What you have to do –
From the records below, count the lines holding the string "arrow". Only the number is wanted.

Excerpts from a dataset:

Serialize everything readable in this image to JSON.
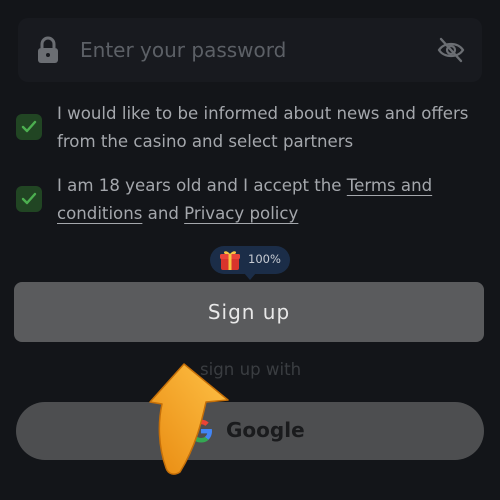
{
  "password": {
    "placeholder": "Enter your password",
    "value": ""
  },
  "consent": {
    "news": {
      "checked": true,
      "text": "I would like to be informed about news and offers from the casino and select partners"
    },
    "age": {
      "checked": true,
      "prefix": "I am 18 years old and I accept the ",
      "terms_link": "Terms and conditions",
      "joiner": " and ",
      "privacy_link": "Privacy policy"
    }
  },
  "badge": {
    "percent": "100%"
  },
  "signup": {
    "label": "Sign up"
  },
  "social": {
    "divider": "sign up with",
    "google_label": "Google"
  },
  "colors": {
    "background": "#131519",
    "checkbox": "#214523",
    "check": "#4caf50",
    "signup_button": "#5a5b5d",
    "google_button": "#4d4e50",
    "badge": "#1b2d48",
    "arrow": "#f5a623"
  },
  "icons": {
    "field_left": "lock-icon",
    "field_right": "eye-slash-icon",
    "badge": "gift-icon",
    "google": "google-icon",
    "overlay": "curved-arrow-icon"
  }
}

Written solution –
2